(Required work):
The lines to copy are those holding the string "arrow" in the entries below.

(Input data):
####################

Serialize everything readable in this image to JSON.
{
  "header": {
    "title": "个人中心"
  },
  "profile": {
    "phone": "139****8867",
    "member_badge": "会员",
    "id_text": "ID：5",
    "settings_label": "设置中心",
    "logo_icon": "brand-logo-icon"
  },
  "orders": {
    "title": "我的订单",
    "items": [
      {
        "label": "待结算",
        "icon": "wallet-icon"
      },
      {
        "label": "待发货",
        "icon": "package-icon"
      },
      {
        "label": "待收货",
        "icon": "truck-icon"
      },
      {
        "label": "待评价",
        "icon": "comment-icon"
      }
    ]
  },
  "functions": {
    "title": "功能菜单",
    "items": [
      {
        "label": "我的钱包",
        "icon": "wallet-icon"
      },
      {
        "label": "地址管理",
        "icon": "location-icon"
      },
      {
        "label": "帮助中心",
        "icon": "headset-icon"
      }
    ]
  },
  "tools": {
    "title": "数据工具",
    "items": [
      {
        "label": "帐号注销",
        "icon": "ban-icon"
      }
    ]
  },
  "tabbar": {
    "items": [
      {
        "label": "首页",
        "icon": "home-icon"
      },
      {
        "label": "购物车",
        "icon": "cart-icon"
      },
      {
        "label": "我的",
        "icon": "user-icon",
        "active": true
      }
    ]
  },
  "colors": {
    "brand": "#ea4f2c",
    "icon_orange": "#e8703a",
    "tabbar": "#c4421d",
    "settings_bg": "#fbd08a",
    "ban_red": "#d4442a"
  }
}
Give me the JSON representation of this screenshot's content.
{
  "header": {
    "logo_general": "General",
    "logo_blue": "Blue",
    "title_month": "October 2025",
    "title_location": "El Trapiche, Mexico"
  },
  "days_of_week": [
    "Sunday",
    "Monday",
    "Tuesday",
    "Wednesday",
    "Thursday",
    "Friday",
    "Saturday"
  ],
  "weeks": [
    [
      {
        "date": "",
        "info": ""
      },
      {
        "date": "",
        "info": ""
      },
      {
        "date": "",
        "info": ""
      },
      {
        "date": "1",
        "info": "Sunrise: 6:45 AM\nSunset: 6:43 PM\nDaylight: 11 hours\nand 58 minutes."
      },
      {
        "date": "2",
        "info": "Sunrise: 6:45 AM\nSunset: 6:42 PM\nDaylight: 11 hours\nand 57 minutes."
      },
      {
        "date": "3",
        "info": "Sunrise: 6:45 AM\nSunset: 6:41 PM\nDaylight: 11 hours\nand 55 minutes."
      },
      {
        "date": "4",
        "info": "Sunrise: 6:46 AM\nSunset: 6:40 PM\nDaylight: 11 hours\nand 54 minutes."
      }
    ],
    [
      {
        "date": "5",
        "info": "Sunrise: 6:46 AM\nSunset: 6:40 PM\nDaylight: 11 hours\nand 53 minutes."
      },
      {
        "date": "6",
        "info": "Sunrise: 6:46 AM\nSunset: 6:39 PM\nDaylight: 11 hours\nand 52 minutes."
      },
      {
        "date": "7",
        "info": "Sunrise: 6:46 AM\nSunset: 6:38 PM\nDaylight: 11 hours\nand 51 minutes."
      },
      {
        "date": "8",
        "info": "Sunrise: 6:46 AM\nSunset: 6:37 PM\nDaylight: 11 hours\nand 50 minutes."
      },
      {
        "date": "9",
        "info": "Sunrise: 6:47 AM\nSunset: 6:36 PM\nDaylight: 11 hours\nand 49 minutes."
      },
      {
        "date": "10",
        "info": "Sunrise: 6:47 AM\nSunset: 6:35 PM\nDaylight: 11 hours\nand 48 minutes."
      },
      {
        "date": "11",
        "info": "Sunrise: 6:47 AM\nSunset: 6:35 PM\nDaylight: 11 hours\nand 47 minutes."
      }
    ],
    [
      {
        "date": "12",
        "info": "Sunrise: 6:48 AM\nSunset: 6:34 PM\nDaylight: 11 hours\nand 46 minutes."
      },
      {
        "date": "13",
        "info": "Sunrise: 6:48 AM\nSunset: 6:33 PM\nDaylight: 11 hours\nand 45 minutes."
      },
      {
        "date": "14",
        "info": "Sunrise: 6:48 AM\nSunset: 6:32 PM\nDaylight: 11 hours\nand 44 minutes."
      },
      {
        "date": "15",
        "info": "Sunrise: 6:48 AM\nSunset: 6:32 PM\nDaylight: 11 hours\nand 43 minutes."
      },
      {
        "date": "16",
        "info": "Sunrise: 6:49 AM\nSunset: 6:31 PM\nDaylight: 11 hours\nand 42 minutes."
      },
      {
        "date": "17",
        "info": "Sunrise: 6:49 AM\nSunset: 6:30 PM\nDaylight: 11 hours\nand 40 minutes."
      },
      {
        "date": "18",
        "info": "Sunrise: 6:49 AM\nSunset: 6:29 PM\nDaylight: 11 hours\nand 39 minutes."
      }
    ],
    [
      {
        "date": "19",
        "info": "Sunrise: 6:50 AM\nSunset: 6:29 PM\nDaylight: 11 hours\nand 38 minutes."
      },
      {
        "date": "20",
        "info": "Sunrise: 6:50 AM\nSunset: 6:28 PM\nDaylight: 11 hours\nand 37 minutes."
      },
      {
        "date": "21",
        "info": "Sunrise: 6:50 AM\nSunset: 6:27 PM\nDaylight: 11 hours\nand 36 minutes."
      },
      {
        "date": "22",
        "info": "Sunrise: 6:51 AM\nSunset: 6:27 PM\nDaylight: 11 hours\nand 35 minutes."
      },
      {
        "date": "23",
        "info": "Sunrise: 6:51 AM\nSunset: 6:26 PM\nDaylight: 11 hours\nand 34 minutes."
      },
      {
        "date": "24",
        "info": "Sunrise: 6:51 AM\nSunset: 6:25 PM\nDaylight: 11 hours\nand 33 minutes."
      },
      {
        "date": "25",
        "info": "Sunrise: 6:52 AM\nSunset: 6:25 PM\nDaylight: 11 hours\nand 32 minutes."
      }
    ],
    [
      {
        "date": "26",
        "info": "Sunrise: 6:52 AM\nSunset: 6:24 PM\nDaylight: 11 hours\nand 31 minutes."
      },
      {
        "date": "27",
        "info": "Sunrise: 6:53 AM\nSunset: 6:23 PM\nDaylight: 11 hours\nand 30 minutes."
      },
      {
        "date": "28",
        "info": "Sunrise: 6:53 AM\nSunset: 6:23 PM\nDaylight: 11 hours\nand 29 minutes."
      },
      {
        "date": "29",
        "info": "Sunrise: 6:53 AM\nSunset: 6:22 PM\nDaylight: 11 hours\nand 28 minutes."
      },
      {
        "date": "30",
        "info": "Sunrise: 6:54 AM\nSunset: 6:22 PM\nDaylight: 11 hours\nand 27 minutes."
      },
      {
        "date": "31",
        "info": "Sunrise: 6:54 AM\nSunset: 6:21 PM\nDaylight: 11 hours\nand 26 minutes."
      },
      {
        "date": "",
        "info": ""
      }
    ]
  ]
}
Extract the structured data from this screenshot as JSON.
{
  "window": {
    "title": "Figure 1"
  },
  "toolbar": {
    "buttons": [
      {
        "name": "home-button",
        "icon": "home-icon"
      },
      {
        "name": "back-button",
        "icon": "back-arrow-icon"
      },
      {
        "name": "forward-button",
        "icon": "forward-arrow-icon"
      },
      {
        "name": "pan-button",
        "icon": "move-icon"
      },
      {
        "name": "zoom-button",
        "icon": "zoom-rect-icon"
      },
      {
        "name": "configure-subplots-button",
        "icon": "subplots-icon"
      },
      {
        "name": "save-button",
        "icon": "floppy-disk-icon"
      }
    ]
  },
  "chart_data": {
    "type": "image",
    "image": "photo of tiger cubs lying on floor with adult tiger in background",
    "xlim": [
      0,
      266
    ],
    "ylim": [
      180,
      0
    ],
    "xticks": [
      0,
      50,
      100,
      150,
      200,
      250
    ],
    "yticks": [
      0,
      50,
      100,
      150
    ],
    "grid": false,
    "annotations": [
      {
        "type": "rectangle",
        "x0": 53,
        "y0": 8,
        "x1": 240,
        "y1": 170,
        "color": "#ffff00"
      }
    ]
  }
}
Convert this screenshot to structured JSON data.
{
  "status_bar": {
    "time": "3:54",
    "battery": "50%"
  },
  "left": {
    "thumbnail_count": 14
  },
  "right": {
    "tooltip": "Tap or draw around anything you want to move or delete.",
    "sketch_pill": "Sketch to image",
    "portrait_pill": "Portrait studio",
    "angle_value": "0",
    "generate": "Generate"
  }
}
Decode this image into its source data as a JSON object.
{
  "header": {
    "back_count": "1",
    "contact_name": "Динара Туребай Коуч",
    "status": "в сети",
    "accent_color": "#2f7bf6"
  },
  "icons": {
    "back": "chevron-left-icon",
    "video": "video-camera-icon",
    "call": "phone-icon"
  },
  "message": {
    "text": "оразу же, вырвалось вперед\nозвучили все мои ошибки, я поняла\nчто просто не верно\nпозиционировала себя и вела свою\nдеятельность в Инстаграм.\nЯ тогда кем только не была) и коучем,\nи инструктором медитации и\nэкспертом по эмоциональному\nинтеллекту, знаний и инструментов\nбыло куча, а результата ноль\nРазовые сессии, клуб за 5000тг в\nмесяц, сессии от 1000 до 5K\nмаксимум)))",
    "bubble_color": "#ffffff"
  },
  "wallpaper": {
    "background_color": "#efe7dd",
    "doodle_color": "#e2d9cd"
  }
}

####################

(Output below):
        "icon": "back-arrow-icon"
        "icon": "forward-arrow-icon"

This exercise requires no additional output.